WORK ITEM – Exactly as they appear, set down all of the records.

★ ★ ★

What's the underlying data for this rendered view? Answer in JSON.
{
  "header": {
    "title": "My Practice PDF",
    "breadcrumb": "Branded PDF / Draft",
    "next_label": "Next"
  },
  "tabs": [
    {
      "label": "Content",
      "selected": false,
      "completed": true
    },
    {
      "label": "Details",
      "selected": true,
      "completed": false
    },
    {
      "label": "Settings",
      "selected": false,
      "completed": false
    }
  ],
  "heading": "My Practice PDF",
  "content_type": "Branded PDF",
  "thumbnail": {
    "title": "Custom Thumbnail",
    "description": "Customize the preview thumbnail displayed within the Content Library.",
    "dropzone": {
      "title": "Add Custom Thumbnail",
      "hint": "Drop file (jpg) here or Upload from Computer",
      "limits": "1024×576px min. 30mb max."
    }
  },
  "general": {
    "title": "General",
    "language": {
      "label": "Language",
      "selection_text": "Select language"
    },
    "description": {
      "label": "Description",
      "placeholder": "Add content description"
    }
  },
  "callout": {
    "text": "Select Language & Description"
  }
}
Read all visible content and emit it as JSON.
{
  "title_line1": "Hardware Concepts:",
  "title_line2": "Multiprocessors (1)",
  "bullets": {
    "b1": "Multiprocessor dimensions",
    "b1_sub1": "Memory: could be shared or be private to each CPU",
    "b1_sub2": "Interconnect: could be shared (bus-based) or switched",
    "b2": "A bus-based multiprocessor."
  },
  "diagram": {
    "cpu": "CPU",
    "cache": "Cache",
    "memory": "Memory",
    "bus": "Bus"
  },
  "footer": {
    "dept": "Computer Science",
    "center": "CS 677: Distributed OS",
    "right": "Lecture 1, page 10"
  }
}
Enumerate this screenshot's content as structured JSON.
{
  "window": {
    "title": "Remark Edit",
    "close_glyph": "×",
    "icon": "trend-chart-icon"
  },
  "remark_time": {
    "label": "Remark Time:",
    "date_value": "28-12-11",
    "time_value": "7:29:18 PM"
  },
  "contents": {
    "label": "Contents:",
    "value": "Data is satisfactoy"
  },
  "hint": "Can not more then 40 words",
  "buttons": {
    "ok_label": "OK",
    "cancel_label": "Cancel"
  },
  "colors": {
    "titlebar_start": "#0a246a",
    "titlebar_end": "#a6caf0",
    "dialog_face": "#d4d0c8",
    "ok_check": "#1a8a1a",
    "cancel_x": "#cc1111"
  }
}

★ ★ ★

OUTPUT OF THE EXERCISE –
What's the underlying data for this rendered view? Answer in JSON.
{
  "header": {
    "title": "My Practice PDF",
    "breadcrumb": "Branded PDF / Draft",
    "next_label": "Next"
  },
  "tabs": [
    {
      "label": "Content",
      "selected": false,
      "completed": true
    },
    {
      "label": "Details",
      "selected": true,
      "completed": false
    },
    {
      "label": "Settings",
      "selected": false,
      "completed": false
    }
  ],
  "heading": "My Practice PDF",
  "content_type": "Branded PDF",
  "thumbnail": {
    "title": "Custom Thumbnail",
    "description": "Customize the preview thumbnail displayed within the Content Library.",
    "dropzone": {
      "title": "Add Custom Thumbnail",
      "hint": "Drop file (jpg) here or Upload from Computer",
      "limits": "1024×576px min. 30mb max."
    }
  },
  "general": {
    "title": "General",
    "language": {
      "label": "Language",
      "selection_text": "Select language"
    },
    "description": {
      "label": "Description",
      "placeholder": "Add content description"
    }
  },
  "callout": {
    "text": "Select Language & Description"
  }
}
Read all visible content and emit it as JSON.
{
  "title_line1": "Hardware Concepts:",
  "title_line2": "Multiprocessors (1)",
  "bullets": {
    "b1": "Multiprocessor dimensions",
    "b1_sub1": "Memory: could be shared or be private to each CPU",
    "b1_sub2": "Interconnect: could be shared (bus-based) or switched",
    "b2": "A bus-based multiprocessor."
  },
  "diagram": {
    "cpu": "CPU",
    "cache": "Cache",
    "memory": "Memory",
    "bus": "Bus"
  },
  "footer": {
    "dept": "Computer Science",
    "center": "CS 677: Distributed OS",
    "right": "Lecture 1, page 10"
  }
}
Enumerate this screenshot's content as structured JSON.
{
  "window": {
    "title": "Remark Edit",
    "close_glyph": "×",
    "icon": "trend-chart-icon"
  },
  "remark_time": {
    "label": "Remark Time:",
    "date_value": "28-12-11",
    "time_value": "7:29:18 PM"
  },
  "contents": {
    "label": "Contents:",
    "value": "Data is satisfactoy"
  },
  "hint": "Can not more then 40 words",
  "buttons": {
    "ok_label": "OK",
    "cancel_label": "Cancel"
  },
  "colors": {
    "titlebar_start": "#0a246a",
    "titlebar_end": "#a6caf0",
    "dialog_face": "#d4d0c8",
    "ok_check": "#1a8a1a",
    "cancel_x": "#cc1111"
  }
}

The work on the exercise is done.